Necrotizing vasculitis is a group of disorders that involve inflammation of the blood vessel walls. The size of the affected blood vessels helps to determine the names of these conditions and how the disorder causes disease.
The cause of the inflammation is unknown. It is likely related to autoimmune factors. The wall of the blood vessel may scar and thicken, or die (become necrotic). The blood vessel may close, interrupting blood flow to the tissues it supplies. The lack of blood flow will cause the tissues to die.
Necrotizing vasculitis may affect any blood vessel in the body. Therefore, it can cause problems in the skin or any other organ.
Fever, chills, fatigue, arthritis, or weight loss may be the only symptoms at first. However, symptoms may be in almost any part of the body.
Red or purple colored bumps on the legs, hands or other parts of the body
Bluish color to the fingers and toes
Signs of tissue death due to lack of oxygen such as pain, redness, and ulcers that do not heal
Call your provider if you have symptoms of necrotizing vasculitis.
Emergency symptoms include:
Changes in pupil size
Loss of function of an arm, leg, or other body part
There is no known way to prevent this disorder.
Jennette JC, Falk RJ, Bacon PA, et al. 2012 revised International Chapel Hill Consensus Conference Nomenclature of Vasculitides. Arthritis Rheum. 2013;65(1):1-11. PMID: 23045170 www.ncbi.nlm.nih.gov/pubmed/23045170.
Stone JH. Classification and epidemiology of systemic vasculitis. In: Firestein GS, Budd RC, Gabriel SE, et al, eds. Kelley's Textbook of Rheumatology. 9th ed. Philadelphia, PA: Elsevier Saunders; 2012:chap 87.

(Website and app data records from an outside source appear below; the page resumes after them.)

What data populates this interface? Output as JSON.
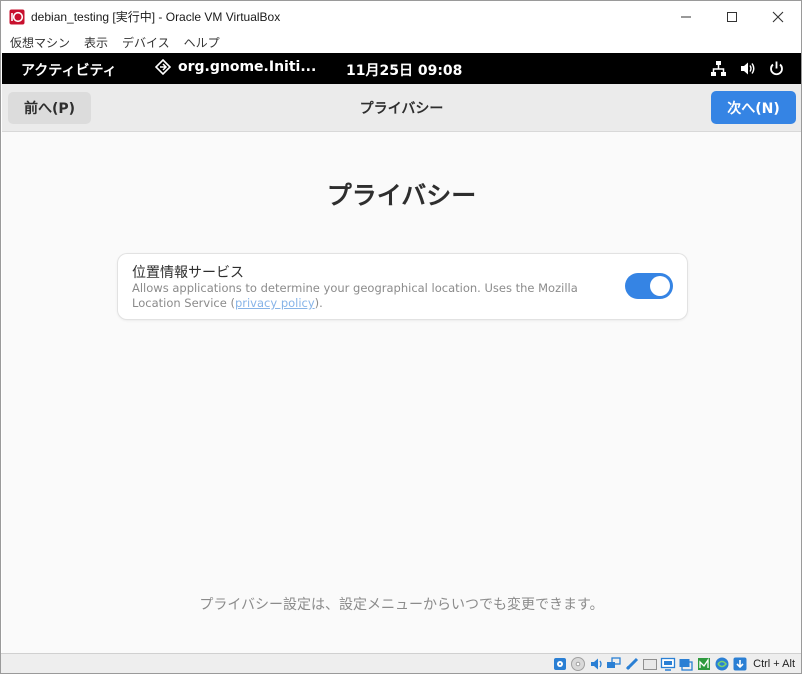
{
  "window": {
    "title": "debian_testing [実行中] - Oracle VM VirtualBox",
    "icons": {
      "app": "virtualbox-icon",
      "minimize": "minimize-icon",
      "maximize": "maximize-icon",
      "close": "close-icon"
    }
  },
  "menubar": {
    "items": [
      {
        "label": "仮想マシン"
      },
      {
        "label": "表示"
      },
      {
        "label": "デバイス"
      },
      {
        "label": "ヘルプ"
      }
    ]
  },
  "gnome_topbar": {
    "activities": "アクティビティ",
    "app_menu": "org.gnome.Initi...",
    "clock": "11月25日  09:08",
    "tray_icons": [
      "network-icon",
      "volume-icon",
      "power-icon"
    ]
  },
  "headerbar": {
    "back_label": "前へ(P)",
    "title": "プライバシー",
    "next_label": "次へ(N)"
  },
  "content": {
    "page_title": "プライバシー",
    "location_service": {
      "title": "位置情報サービス",
      "desc_before": "Allows applications to determine your geographical location. Uses the Mozilla Location Service (",
      "link": "privacy policy",
      "desc_after": ").",
      "enabled": true
    },
    "footer_note": "プライバシー設定は、設定メニューからいつでも変更できます。"
  },
  "statusbar": {
    "icons": [
      "hard-disk-icon",
      "optical-disk-icon",
      "audio-icon",
      "network-adapter-icon",
      "usb-icon",
      "shared-folder-icon",
      "display-icon",
      "video-capture-icon",
      "cpu-icon",
      "mouse-integration-icon",
      "host-key-arrow-icon"
    ],
    "host_key": "Ctrl + Alt"
  },
  "colors": {
    "accent": "#3584e4",
    "topbar": "#000000",
    "headerbar": "#ebebeb",
    "link": "#87b4e8"
  }
}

Gordon A. Starkebaum, MD, Professor of Medicine, Division of Rheumatology, University of Washington School of Medicine, Seattle, WA. Also reviewed by David Zieve, MD, MHA, Isla Ogilvie, PhD, and the A.D.A.M. Editorial team.